August 23, 2017

Natasha Wheatley

Natasha Wheatley is an historian of modern European and international history, with a specialization in nineteenth- and twentieth-century legal and intellectual history. Her research explores the conceptual history of rights, sovereignty and legal personality, as well as the politics and practices of legal knowledge. She is especially interested in the mythic and affective dimensions of law, as well as in time and temporality. Her current book project, The Temporal Life of States: Sovereignty, Legal Knowledge, and the Archive of Empire traces the entanglement of constitutional and international law in the Austro-Hungarian Empire and the afterlives of imperial law in the interwar international order. In recovering the Austro-Hungarian jurisprudence on state survival within empire, it draws Central European history into the global frame of new scholarship on legal pluralism, empire and quasi-sovereignty. At the same time, it tracks the transfer of rights between old world orders and new, thereby recasting our understanding of the settlement of 1919. Central Europe emerges as a foundational space for those interested in the broader twentieth-century history of the birth and death of states in international law. She is also at work on a second project on the intellectual history of interwar international law that focuses on questions of legal subjectivity and personhood.
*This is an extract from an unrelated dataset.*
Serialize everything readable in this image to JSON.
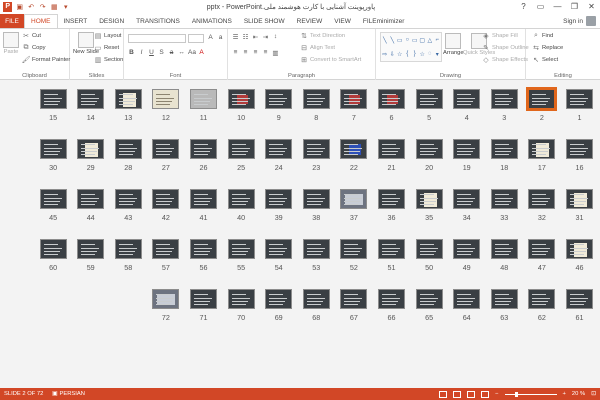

Earlier research on the League of Nations' mandate system has appeared in Past and Present and elsewhere.